Though we know this pandemonium could be avoided by just getting up a little earlier, the fact is, my wife and I are the only morning people in our family. As anyone in this situation already knows, this is sort of like being the only lambs at a coyote picnic.
In order to stay alive, you must keep moving while, at the same time, drawing as little attention to yourself as possible. What makes this especially difficult is that, from time to time, we find it necessary to actually speak. Usually, we’re just trying to determine our teenagers’ progress by way of a simple question, such as: Why is the dog wearing cowboy boots?
That’s when all eyes suddenly turn to us.
And these are not happy eyes.
These are the eyes of pod people.
They are hungry. They are confused. And they know we are not one of them.
Fortunately, this is about the time the core temperature of our daughter’s strawberry Pop-Tart reaches its flash point, causing it to burst into flames and, consequently, be dropped into the commode. The dog, familiar with this routine, then races across the living room in his cowboy boots and runs headfirst into the bathroom door, which my daughter — also familiar with this routine — has locked again.
Given that I have nothing to compare it to, I have no idea whether our morning routine is considered “normal” by most standards. However, after looking through some self-help books and trying to pick up some tips, I came to the conclusion that, for the most part, these authors are single. I know this because of suggestions like:
Set aside some quiet time each morning for you and your children to talk about your goals for the day. This will help your whole family begin each morning with a clear direction!
Better yet, why not provide each reader with clear directions to your home so they can set aside time to come over and whack you with this book?
The only author who seemed to have a handle on things AND be an actual (living) parent was a retired lawyer who lived in a small town in West Virginia with her husband of 24 years, four children — oh, and a full-time English nanny. Of course, there was nothing in her book suggesting that, if we couldn’t afford a nanny, one would be appointed to us.
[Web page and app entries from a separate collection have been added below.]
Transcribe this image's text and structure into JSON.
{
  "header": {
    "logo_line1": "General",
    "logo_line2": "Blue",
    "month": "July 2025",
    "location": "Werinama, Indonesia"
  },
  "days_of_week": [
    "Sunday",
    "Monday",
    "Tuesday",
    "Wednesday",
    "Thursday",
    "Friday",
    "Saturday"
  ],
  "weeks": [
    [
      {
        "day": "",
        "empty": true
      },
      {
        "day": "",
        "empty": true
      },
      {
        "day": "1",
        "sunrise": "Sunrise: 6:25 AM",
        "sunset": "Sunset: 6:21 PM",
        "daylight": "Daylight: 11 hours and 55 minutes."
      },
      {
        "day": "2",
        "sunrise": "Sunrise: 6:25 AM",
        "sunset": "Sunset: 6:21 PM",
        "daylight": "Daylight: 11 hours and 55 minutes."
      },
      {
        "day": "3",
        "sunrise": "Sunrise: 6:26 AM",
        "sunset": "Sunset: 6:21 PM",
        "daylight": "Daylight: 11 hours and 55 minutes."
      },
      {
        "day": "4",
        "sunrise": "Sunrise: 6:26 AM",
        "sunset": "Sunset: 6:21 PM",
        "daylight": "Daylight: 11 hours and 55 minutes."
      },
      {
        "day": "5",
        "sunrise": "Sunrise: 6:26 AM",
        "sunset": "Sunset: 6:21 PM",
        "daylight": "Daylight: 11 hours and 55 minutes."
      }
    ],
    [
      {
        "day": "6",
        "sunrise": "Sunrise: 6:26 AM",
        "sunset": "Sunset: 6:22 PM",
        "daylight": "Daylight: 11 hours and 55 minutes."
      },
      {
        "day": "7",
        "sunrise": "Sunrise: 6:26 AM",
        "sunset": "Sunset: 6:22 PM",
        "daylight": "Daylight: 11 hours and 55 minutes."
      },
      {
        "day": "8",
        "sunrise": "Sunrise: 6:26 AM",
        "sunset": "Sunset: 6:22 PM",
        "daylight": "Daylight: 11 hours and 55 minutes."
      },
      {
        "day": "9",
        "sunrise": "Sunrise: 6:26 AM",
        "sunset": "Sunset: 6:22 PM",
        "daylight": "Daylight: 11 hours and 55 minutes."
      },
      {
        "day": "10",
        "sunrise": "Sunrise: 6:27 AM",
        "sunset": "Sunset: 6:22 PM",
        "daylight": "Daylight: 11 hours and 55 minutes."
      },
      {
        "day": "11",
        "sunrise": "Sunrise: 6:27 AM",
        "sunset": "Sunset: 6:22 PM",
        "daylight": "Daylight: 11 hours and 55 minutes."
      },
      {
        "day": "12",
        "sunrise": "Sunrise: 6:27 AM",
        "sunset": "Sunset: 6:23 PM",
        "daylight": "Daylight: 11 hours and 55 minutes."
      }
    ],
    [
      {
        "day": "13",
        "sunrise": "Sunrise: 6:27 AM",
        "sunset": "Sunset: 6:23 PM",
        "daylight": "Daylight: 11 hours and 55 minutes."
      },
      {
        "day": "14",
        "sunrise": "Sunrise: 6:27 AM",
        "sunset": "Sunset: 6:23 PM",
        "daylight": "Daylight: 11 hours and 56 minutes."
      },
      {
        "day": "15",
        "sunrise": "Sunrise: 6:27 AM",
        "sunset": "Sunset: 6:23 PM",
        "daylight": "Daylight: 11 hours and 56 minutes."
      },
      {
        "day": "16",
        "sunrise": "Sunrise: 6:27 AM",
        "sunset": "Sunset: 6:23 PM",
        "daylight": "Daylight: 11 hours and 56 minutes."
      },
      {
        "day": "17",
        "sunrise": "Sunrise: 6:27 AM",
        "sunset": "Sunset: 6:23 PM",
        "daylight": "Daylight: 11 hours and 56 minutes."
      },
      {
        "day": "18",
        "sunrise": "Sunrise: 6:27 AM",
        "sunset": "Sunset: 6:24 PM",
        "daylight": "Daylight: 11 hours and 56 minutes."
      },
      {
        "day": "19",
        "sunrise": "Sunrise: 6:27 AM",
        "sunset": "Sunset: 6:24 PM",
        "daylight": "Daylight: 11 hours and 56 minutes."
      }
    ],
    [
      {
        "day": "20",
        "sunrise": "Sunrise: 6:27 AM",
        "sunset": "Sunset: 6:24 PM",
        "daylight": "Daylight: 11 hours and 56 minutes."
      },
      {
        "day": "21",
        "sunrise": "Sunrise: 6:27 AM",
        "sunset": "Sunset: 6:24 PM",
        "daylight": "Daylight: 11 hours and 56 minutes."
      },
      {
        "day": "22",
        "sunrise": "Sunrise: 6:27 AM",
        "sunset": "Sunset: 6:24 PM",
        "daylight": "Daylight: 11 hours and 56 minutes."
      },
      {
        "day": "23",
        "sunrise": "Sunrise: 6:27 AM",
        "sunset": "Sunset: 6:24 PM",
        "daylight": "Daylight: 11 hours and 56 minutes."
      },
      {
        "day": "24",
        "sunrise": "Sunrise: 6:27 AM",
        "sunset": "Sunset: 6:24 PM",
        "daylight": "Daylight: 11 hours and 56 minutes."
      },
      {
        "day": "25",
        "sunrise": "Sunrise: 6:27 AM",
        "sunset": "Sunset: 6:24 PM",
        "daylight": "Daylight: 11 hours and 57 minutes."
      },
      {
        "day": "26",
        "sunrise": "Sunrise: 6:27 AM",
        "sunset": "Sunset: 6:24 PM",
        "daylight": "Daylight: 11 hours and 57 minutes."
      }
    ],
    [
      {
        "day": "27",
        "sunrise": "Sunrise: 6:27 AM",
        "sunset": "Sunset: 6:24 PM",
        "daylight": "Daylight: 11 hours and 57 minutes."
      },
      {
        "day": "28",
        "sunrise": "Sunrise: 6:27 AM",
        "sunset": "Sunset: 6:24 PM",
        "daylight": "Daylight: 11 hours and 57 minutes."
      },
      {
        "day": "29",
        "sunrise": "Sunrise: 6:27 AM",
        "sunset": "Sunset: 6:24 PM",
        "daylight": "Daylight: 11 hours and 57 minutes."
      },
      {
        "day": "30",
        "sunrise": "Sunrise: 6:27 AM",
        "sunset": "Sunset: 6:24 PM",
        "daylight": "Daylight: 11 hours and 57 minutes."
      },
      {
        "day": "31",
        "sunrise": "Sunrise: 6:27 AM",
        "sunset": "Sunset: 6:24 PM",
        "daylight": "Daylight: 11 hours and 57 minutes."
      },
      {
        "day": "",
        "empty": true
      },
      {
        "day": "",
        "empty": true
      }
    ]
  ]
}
What this means is that we’ll stick with the routine we already have.
At least until the dog stops wearing cowboy boots.